She highlighted the Alzheimer’s Association’s ongoing U.S. POINTER Study, which adopts a comprehensive approach by targeting multiple risk factors in a diverse, representative study population.
The findings from the ACHIEVE study suggest that older adults at increased risk for cognitive decline and dementia, who also experience hearing loss, may derive the most substantial benefit from the hearing intervention within a three-year timeframe.
In the study, in a subgroup of older adults with hearing loss who were at higher risk of cognitive decline, using hearing aids for three years cut cognitive decline in half.
The researchers propose that the hearing intervention may exert its influence by making listening easier for the brain or by helping individuals remain socially and physically active, contributing to reduced cognitive decline.

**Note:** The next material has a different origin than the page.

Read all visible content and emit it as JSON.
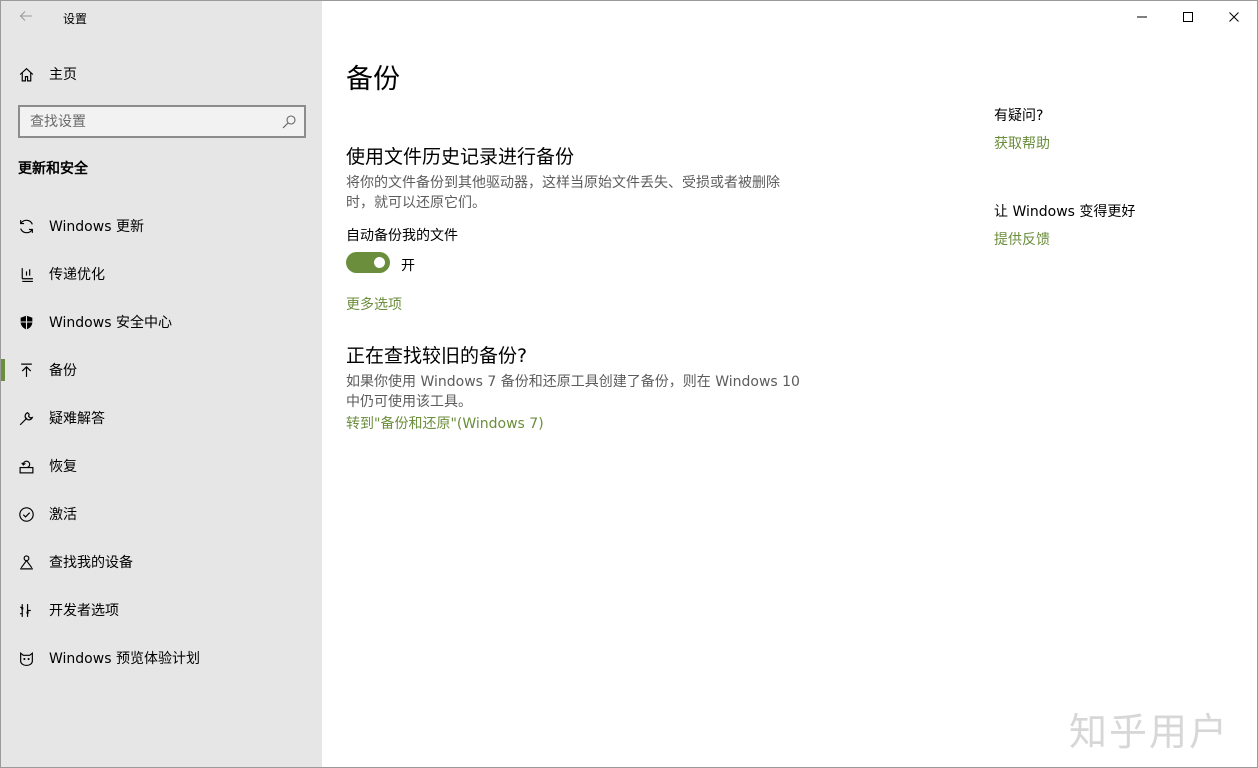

Amidst ongoing investigations, the researchers recommend that older adults prioritize regular hearing check-ups and promptly address any hearing issues to improve overall health and well-being.
Future Research Directions
Further research is warranted to delve deeper into how hearing aids and counseling contribute to the cognitive benefits observed, and to explore the long-term advantages of the hearing intervention in promoting cognitive health.
Lancet Publication Details
- Lin, et al. Effects of hearing intervention on cognitive decline: Results of the Aging and Cognitive Health Evaluation in Elders (ACHIEVE) randomized trial. (Funders: R01AG055426, R01AG060502, and R34AG046548 from the U.S. National Institute on Aging, part of the National Institutes of Health; ClinicalTrials.gov identifier: NCT03243422)
About the Alzheimer’s Association®
The Alzheimer’s Association is a global voluntary health organization dedicated to Alzheimer’s care, support, and research. Its mission is to lead the way to end Alzheimer’s and all other dementia—by accelerating global research, driving risk reduction and early detection, and maximizing quality care and support. The vision is a world without Alzheimer’s and all other dementia. For more information, please visit alz.org or call 800.272.3900.
Source: AA, Lancent